One of an unusual range of cheeses that can be found at Jumi Cheese
Imagine being born into a family of Alpine cheesemakers: the mountain air, the initiation into skills borne of generations; the daily feasts of emmental and gruyere. For the average professional, hunched over a bright, bland computer screen, it must sound like the dream. You’ll make the same cheese your father does, and his father, and his father’s father did before him.
Yet for Herr Glauser, born the third generation of a cheesemaking family near Berne, a life of curds and whey did not initially strike him as the good life he was after: so, after spending his childhood and teenage years learning the ropes in the dairy, he decided to “abandon it and go away”.
“He didn’t want to make cheese anymore, so he left and went to Canada,” Valeria on the stall continues. The details of why and wherefore we don’t know—but what we do know from Jumi’s more unusual range of cheeses is that after many years, he decided to leave Canada and return to the fold.
There was a condition, however: if he was coming back, he said, it was “to do something different, away from the family”—not the big wheels of traditional hard his brother and nephew were making, but something “more inventive, experimental”. He had always been the creative one of the family. Now he’s channelling that impulse in the form of one of Borough Market’s most distinctive cheeses: Belper Knolle.
It looks like a truffle. It feels like a piece of chalk. And it tastes like some of the best things in the world have been rolled into one dark bundle. In a way, they have been: Belper Knolle is created from a cheesy amalgam of local garlic, four kinds of black pepper and Himalayan salt.
Its name means ‘tuber from Belp’—a reference to its truffle-like appearance and to Glauser’s dairy in Belp, a town close enough to his family’s dairy to share their raw milk sources, but far enough away to let his imagination roam freely when it comes to cheese.

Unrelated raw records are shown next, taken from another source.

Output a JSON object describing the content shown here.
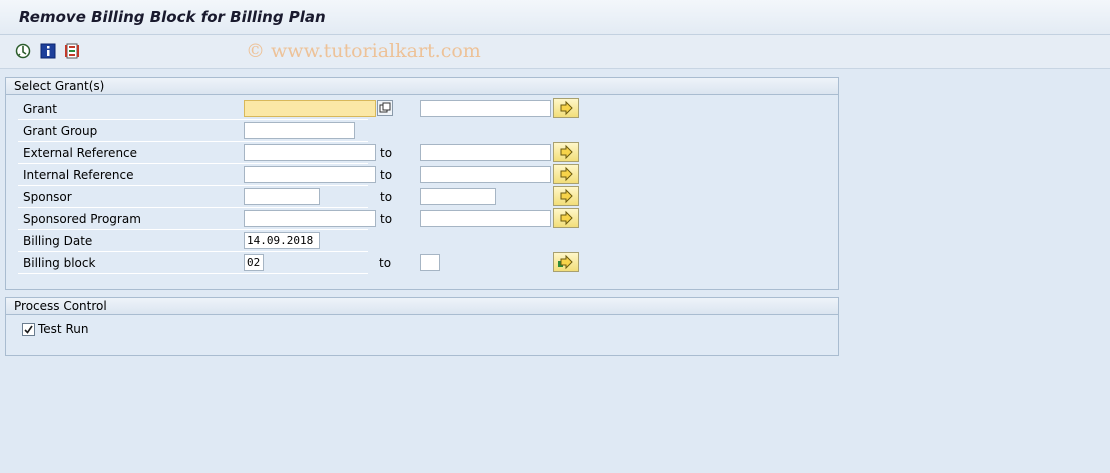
{
  "window": {
    "title": "Remove Billing Block for Billing Plan"
  },
  "toolbar": {
    "icons": [
      "execute-icon",
      "info-icon",
      "selection-options-icon"
    ],
    "watermark": "© www.tutorialkart.com"
  },
  "select_grants": {
    "header": "Select Grant(s)",
    "rows": [
      {
        "label": "Grant",
        "from": "",
        "to_label": "",
        "to": ""
      },
      {
        "label": "Grant Group",
        "from": ""
      },
      {
        "label": "External Reference",
        "from": "",
        "to_label": "to",
        "to": ""
      },
      {
        "label": "Internal Reference",
        "from": "",
        "to_label": "to",
        "to": ""
      },
      {
        "label": "Sponsor",
        "from": "",
        "to_label": "to",
        "to": ""
      },
      {
        "label": "Sponsored Program",
        "from": "",
        "to_label": "to",
        "to": ""
      },
      {
        "label": "Billing Date",
        "from": "14.09.2018"
      },
      {
        "label": "Billing block",
        "from": "02",
        "to_label": "to",
        "to": ""
      }
    ]
  },
  "process_control": {
    "header": "Process Control",
    "test_run": {
      "label": "Test Run",
      "checked": true
    }
  }
}
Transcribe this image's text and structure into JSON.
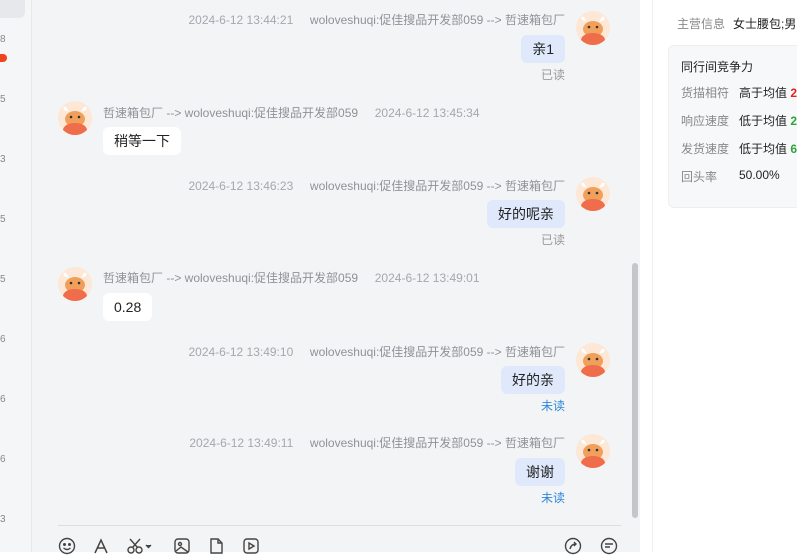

Like the Jumi traditional cheeses, milk for production of Belper Knolle is sourced from local herds of Simmental cows and delivered daily in a range of vehicles, each according to the size of the farm it is from. “There’s a smaller farmer with one tank on a motorbike, another with a van and big tanks, another with a trailer behind a car,” Valeria grins.
It means both Glauser’s and the Jumi dairy support surrounding farms, regardless of their size—and, because the milk is raw, it is made directly into cheese at ‘milking temperature’, preserving that fresh-from-the-field flavour.
Array of experiments
Belper Knolle is the most popular of Glauser’s array of experiments, yet the story behind it is something of an accident. “He was making a very fresh cottage-style cheese, which is mixed with garlic or citrus and coated,” explains Valeria.
It’s a process carried out by what she can only describe as “a cheese cement mixer”. “You roll the cheese into balls and put it in the mixers along with the ground pepper. It’s not aged at all, normally,” she says, but some years into making it, Glausner found something when he came to clean his fridge out: a couple of balls of soft cheese that had fallen from a shelf and spent three months chilling out in the dry cool of the fridge.
He tried it—as ever, throwing caution to the wind—and found that while it had turned rock hard, it was imbued with deep, herbaceous flavour. Shaved or grated, it lent warm, zesty, almost piquant taste to pasta, potatoes, or even simple bread.
A Swiss favourite
“It’s only him that produces Belper Knolle and people come from all over Switzerland to get it,” says Valeria. Now a Swiss favourite, the ageing process has become more standardised than it first was, involving a special cellar with ventilation rather than the cleaning-out-the-fridge approach. However, its essentials remain the perfect reflection both of Jumi and of Glauser’s decidedly maverick take on cheese.